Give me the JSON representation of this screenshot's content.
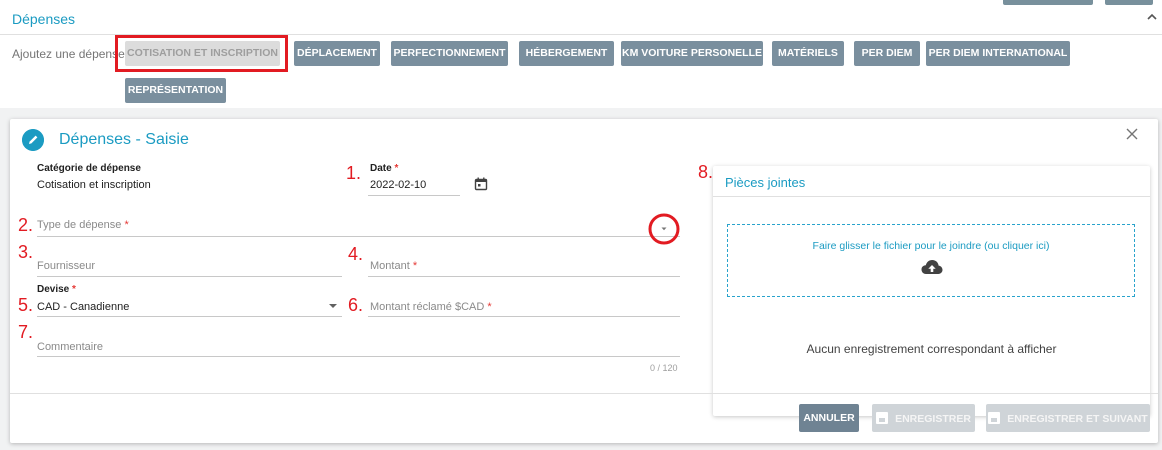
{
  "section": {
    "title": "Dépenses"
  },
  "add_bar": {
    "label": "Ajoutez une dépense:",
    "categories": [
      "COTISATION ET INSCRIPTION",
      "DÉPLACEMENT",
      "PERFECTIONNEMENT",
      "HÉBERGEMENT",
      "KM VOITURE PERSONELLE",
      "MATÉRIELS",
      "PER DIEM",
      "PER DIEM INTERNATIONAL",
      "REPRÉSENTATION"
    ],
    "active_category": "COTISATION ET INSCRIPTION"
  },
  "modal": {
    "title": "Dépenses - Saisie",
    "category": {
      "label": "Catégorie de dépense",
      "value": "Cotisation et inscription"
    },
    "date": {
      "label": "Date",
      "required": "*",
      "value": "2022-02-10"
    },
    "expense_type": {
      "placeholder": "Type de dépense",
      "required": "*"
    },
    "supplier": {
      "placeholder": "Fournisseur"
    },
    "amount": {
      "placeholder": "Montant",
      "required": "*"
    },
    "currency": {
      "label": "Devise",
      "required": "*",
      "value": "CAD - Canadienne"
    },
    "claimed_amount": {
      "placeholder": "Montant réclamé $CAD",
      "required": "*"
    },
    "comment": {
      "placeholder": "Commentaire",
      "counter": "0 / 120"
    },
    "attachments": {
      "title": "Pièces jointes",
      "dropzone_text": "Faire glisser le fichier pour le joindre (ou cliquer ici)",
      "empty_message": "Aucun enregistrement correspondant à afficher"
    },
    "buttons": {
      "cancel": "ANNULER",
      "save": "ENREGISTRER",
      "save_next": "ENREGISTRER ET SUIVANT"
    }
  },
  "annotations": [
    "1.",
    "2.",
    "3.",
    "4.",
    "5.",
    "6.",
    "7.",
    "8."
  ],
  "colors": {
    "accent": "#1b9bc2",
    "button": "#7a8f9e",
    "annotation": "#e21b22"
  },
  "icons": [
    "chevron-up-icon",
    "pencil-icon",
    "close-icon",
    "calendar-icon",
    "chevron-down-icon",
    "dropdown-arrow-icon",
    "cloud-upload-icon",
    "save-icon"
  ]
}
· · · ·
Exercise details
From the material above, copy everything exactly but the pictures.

Response area
Give me the JSON representation of this screenshot's content.
{
  "section": {
    "title": "Dépenses"
  },
  "add_bar": {
    "label": "Ajoutez une dépense:",
    "categories": [
      "COTISATION ET INSCRIPTION",
      "DÉPLACEMENT",
      "PERFECTIONNEMENT",
      "HÉBERGEMENT",
      "KM VOITURE PERSONELLE",
      "MATÉRIELS",
      "PER DIEM",
      "PER DIEM INTERNATIONAL",
      "REPRÉSENTATION"
    ],
    "active_category": "COTISATION ET INSCRIPTION"
  },
  "modal": {
    "title": "Dépenses - Saisie",
    "category": {
      "label": "Catégorie de dépense",
      "value": "Cotisation et inscription"
    },
    "date": {
      "label": "Date",
      "required": "*",
      "value": "2022-02-10"
    },
    "expense_type": {
      "placeholder": "Type de dépense",
      "required": "*"
    },
    "supplier": {
      "placeholder": "Fournisseur"
    },
    "amount": {
      "placeholder": "Montant",
      "required": "*"
    },
    "currency": {
      "label": "Devise",
      "required": "*",
      "value": "CAD - Canadienne"
    },
    "claimed_amount": {
      "placeholder": "Montant réclamé $CAD",
      "required": "*"
    },
    "comment": {
      "placeholder": "Commentaire",
      "counter": "0 / 120"
    },
    "attachments": {
      "title": "Pièces jointes",
      "dropzone_text": "Faire glisser le fichier pour le joindre (ou cliquer ici)",
      "empty_message": "Aucun enregistrement correspondant à afficher"
    },
    "buttons": {
      "cancel": "ANNULER",
      "save": "ENREGISTRER",
      "save_next": "ENREGISTRER ET SUIVANT"
    }
  },
  "annotations": [
    "1.",
    "2.",
    "3.",
    "4.",
    "5.",
    "6.",
    "7.",
    "8."
  ],
  "colors": {
    "accent": "#1b9bc2",
    "button": "#7a8f9e",
    "annotation": "#e21b22"
  },
  "icons": [
    "chevron-up-icon",
    "pencil-icon",
    "close-icon",
    "calendar-icon",
    "chevron-down-icon",
    "dropdown-arrow-icon",
    "cloud-upload-icon",
    "save-icon"
  ]
}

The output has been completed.